#### Requirement:
None of the pictures should be copied, though every line of the listing must be printed exactly.

#### Data extract:
====

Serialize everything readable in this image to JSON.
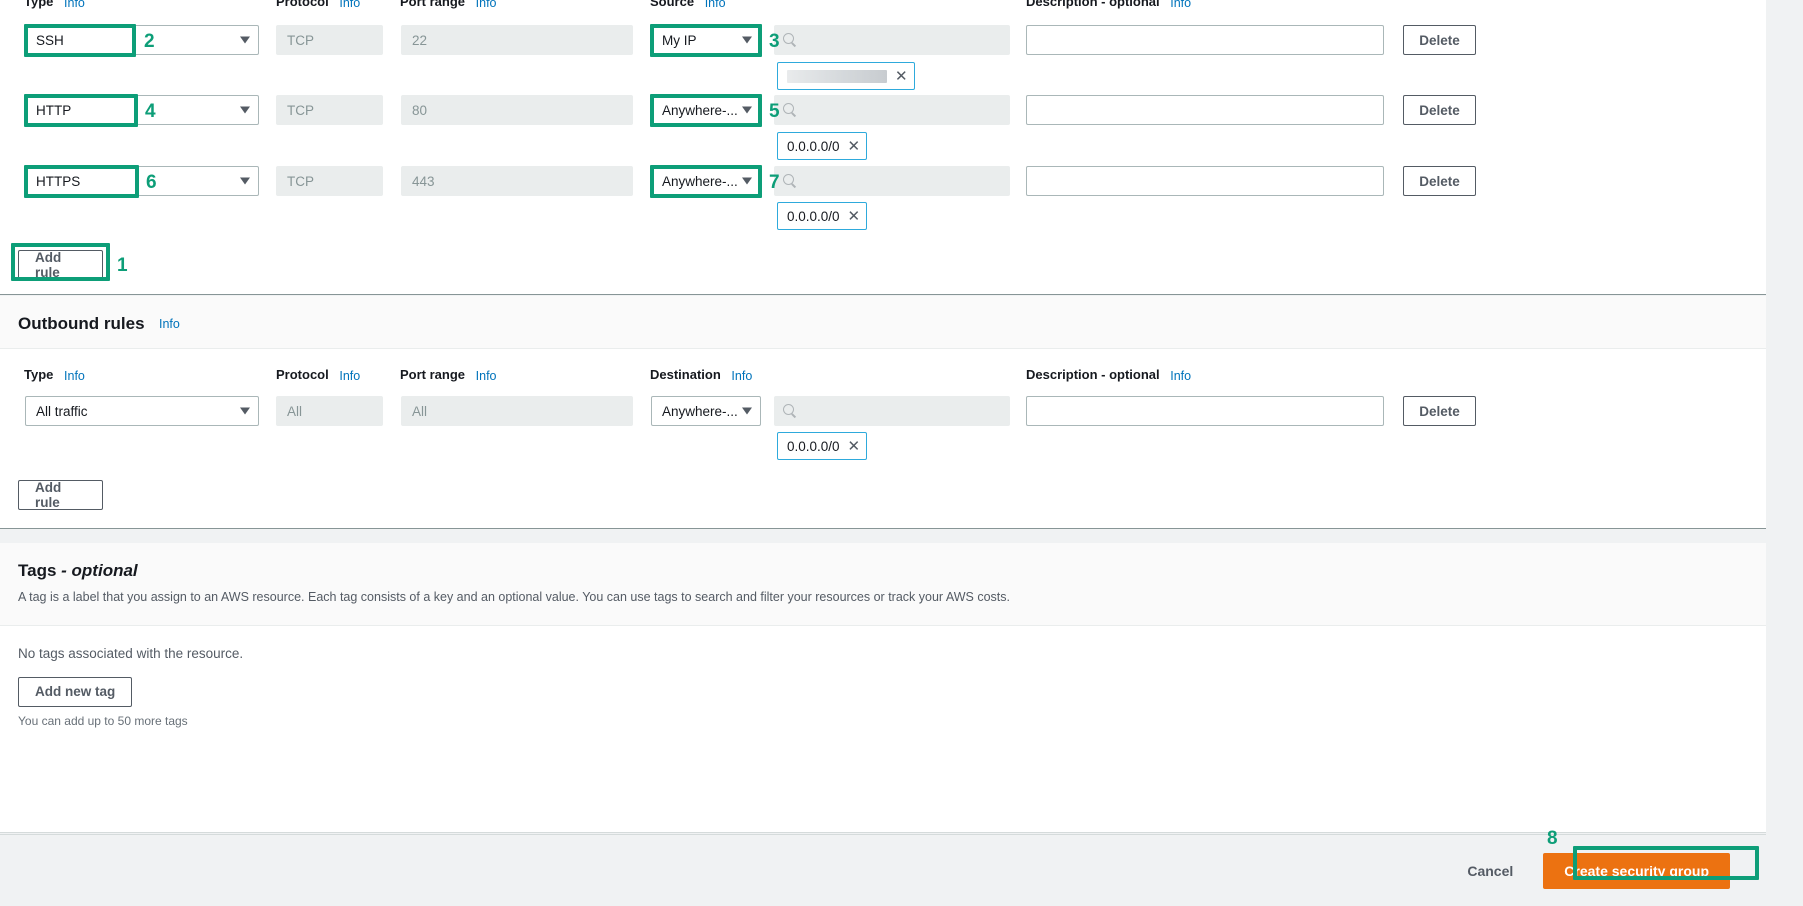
{
  "inbound": {
    "columns": [
      {
        "label": "Type",
        "info": "Info"
      },
      {
        "label": "Protocol",
        "info": "Info"
      },
      {
        "label": "Port range",
        "info": "Info"
      },
      {
        "label": "Source",
        "info": "Info"
      },
      {
        "label": "Description - optional",
        "info": "Info"
      }
    ],
    "rows": [
      {
        "type": "SSH",
        "protocol": "TCP",
        "port": "22",
        "source_type": "My IP",
        "source_placeholder": "",
        "chip": "",
        "chip_redacted": true,
        "description": "",
        "delete_label": "Delete"
      },
      {
        "type": "HTTP",
        "protocol": "TCP",
        "port": "80",
        "source_type": "Anywhere-...",
        "source_placeholder": "",
        "chip": "0.0.0.0/0",
        "chip_redacted": false,
        "description": "",
        "delete_label": "Delete"
      },
      {
        "type": "HTTPS",
        "protocol": "TCP",
        "port": "443",
        "source_type": "Anywhere-...",
        "source_placeholder": "",
        "chip": "0.0.0.0/0",
        "chip_redacted": false,
        "description": "",
        "delete_label": "Delete"
      }
    ],
    "add_rule_label": "Add rule"
  },
  "outbound": {
    "title": "Outbound rules",
    "info": "Info",
    "columns": [
      {
        "label": "Type",
        "info": "Info"
      },
      {
        "label": "Protocol",
        "info": "Info"
      },
      {
        "label": "Port range",
        "info": "Info"
      },
      {
        "label": "Destination",
        "info": "Info"
      },
      {
        "label": "Description - optional",
        "info": "Info"
      }
    ],
    "rows": [
      {
        "type": "All traffic",
        "protocol": "All",
        "port": "All",
        "destination_type": "Anywhere-...",
        "chip": "0.0.0.0/0",
        "description": "",
        "delete_label": "Delete"
      }
    ],
    "add_rule_label": "Add rule"
  },
  "tags": {
    "title": "Tags",
    "title_optional": "- optional",
    "description": "A tag is a label that you assign to an AWS resource. Each tag consists of a key and an optional value. You can use tags to search and filter your resources or track your AWS costs.",
    "empty_text": "No tags associated with the resource.",
    "add_tag_label": "Add new tag",
    "limit_note": "You can add up to 50 more tags"
  },
  "footer": {
    "cancel_label": "Cancel",
    "create_label": "Create security group"
  },
  "annotations": {
    "n1": "1",
    "n2": "2",
    "n3": "3",
    "n4": "4",
    "n5": "5",
    "n6": "6",
    "n7": "7",
    "n8": "8"
  },
  "colors": {
    "annotation_green": "#0d9e78",
    "primary_orange": "#ec7211",
    "link_blue": "#0073bb",
    "chip_border": "#2eaadc"
  }
}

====

#### Final answer:
Serialize everything readable in this image to JSON.
{
  "inbound": {
    "columns": [
      {
        "label": "Type",
        "info": "Info"
      },
      {
        "label": "Protocol",
        "info": "Info"
      },
      {
        "label": "Port range",
        "info": "Info"
      },
      {
        "label": "Source",
        "info": "Info"
      },
      {
        "label": "Description - optional",
        "info": "Info"
      }
    ],
    "rows": [
      {
        "type": "SSH",
        "protocol": "TCP",
        "port": "22",
        "source_type": "My IP",
        "source_placeholder": "",
        "chip": "",
        "chip_redacted": true,
        "description": "",
        "delete_label": "Delete"
      },
      {
        "type": "HTTP",
        "protocol": "TCP",
        "port": "80",
        "source_type": "Anywhere-...",
        "source_placeholder": "",
        "chip": "0.0.0.0/0",
        "chip_redacted": false,
        "description": "",
        "delete_label": "Delete"
      },
      {
        "type": "HTTPS",
        "protocol": "TCP",
        "port": "443",
        "source_type": "Anywhere-...",
        "source_placeholder": "",
        "chip": "0.0.0.0/0",
        "chip_redacted": false,
        "description": "",
        "delete_label": "Delete"
      }
    ],
    "add_rule_label": "Add rule"
  },
  "outbound": {
    "title": "Outbound rules",
    "info": "Info",
    "columns": [
      {
        "label": "Type",
        "info": "Info"
      },
      {
        "label": "Protocol",
        "info": "Info"
      },
      {
        "label": "Port range",
        "info": "Info"
      },
      {
        "label": "Destination",
        "info": "Info"
      },
      {
        "label": "Description - optional",
        "info": "Info"
      }
    ],
    "rows": [
      {
        "type": "All traffic",
        "protocol": "All",
        "port": "All",
        "destination_type": "Anywhere-...",
        "chip": "0.0.0.0/0",
        "description": "",
        "delete_label": "Delete"
      }
    ],
    "add_rule_label": "Add rule"
  },
  "tags": {
    "title": "Tags",
    "title_optional": "- optional",
    "description": "A tag is a label that you assign to an AWS resource. Each tag consists of a key and an optional value. You can use tags to search and filter your resources or track your AWS costs.",
    "empty_text": "No tags associated with the resource.",
    "add_tag_label": "Add new tag",
    "limit_note": "You can add up to 50 more tags"
  },
  "footer": {
    "cancel_label": "Cancel",
    "create_label": "Create security group"
  },
  "annotations": {
    "n1": "1",
    "n2": "2",
    "n3": "3",
    "n4": "4",
    "n5": "5",
    "n6": "6",
    "n7": "7",
    "n8": "8"
  },
  "colors": {
    "annotation_green": "#0d9e78",
    "primary_orange": "#ec7211",
    "link_blue": "#0073bb",
    "chip_border": "#2eaadc"
  }
}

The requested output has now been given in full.